The data shown below were compiled from readership statistics for 14 Mendeley readers of this research output. Click here to see the associated Mendeley record.

Geographical breakdown

Country Count As %
Unknown 14 100%

Demographic breakdown

Readers by professional status Count As %
Researcher 3 21%
Student > Master 3 21%
Student > Bachelor 2 14%
Professor 1 7%
Student > Ph. D. Student 1 7%
Other 2 14%
Unknown 2 14%
Readers by discipline Count As %
Medicine and Dentistry 7 50%
Agricultural and Biological Sciences 1 7%
Biochemistry, Genetics and Molecular Biology 1 7%
Computer Science 1 7%
Sports and Recreations 1 7%
Other 1 7%
Unknown 2 14%

Attention Score in Context
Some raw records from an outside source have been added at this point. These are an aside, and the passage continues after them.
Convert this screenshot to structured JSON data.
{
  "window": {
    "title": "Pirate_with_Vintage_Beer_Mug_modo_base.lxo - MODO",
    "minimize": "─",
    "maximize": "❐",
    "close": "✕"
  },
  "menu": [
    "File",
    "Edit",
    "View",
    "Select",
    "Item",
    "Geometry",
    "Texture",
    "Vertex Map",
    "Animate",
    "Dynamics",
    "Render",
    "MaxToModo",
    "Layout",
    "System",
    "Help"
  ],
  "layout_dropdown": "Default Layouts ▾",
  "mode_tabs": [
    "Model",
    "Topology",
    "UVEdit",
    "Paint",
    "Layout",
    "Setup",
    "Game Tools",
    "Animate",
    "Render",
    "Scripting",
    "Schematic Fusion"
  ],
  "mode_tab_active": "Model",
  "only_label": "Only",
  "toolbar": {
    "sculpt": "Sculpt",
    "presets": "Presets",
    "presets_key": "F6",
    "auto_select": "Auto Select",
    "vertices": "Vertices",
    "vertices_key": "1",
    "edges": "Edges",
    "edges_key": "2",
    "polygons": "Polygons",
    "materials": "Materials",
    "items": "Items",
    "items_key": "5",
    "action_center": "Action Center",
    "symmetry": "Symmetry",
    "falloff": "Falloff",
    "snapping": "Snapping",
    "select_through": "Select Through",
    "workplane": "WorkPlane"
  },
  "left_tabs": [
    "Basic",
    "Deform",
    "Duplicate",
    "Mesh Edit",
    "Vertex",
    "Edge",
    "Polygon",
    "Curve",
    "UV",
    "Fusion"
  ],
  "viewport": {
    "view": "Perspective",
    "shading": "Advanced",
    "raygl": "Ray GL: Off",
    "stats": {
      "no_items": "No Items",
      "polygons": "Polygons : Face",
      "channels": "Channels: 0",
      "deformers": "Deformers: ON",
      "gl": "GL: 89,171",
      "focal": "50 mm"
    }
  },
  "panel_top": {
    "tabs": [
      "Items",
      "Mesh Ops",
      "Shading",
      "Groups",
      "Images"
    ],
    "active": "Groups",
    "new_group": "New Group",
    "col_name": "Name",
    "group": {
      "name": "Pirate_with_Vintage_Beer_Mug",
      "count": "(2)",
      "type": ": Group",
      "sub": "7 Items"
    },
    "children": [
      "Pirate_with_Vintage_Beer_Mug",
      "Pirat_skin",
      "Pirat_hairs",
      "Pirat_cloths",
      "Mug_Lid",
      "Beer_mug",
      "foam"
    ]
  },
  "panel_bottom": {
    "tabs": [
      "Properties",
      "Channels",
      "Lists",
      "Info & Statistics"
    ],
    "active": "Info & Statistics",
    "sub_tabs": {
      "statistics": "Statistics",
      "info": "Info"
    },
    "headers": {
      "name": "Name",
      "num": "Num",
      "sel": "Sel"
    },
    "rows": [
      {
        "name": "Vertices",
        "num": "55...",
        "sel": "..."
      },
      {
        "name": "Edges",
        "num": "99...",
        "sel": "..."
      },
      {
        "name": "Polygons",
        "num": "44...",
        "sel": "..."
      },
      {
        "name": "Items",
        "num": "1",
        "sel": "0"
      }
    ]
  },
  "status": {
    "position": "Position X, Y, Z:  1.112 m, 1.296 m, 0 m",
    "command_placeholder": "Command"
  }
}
This research output has an Altmetric Attention Score of 1. This is our high-level measure of the quality and quantity of online attention that it has received. This Attention Score, as well as the ranking and number of research outputs shown below, was calculated when the research output was last mentioned on 04 April 2018.
All research outputs
#9,774,679
of 12,755,705 outputs
Outputs from BMC Pharmacology and Toxicology
#172
of 258 outputs
Outputs of similar age
#175,432
of 262,706 outputs
Outputs of similar age from BMC Pharmacology and Toxicology
#6
of 11 outputs
Altmetric has tracked 12,755,705 research outputs across all sources so far. This one is in the 20th percentile – i.e., 20% of other outputs scored the same or lower than it.
So far Altmetric has tracked 258 research outputs from this source. They typically receive a little more attention than average, with a mean Attention Score of 5.4. This one is in the 28th percentile – i.e., 28% of its peers scored the same or lower than it.
Older research outputs will score higher simply because they've had more time to accumulate mentions. To account for age we can compare this Altmetric Attention Score to the 262,706 tracked outputs that were published within six weeks on either side of this one in any source. This one is in the 27th percentile – i.e., 27% of its contemporaries scored the same or lower than it.
We're also able to compare this research output to 11 others from the same source and published within six weeks on either side of this one. This one is in the 36th percentile – i.e., 36% of its contemporaries scored the same or lower than it.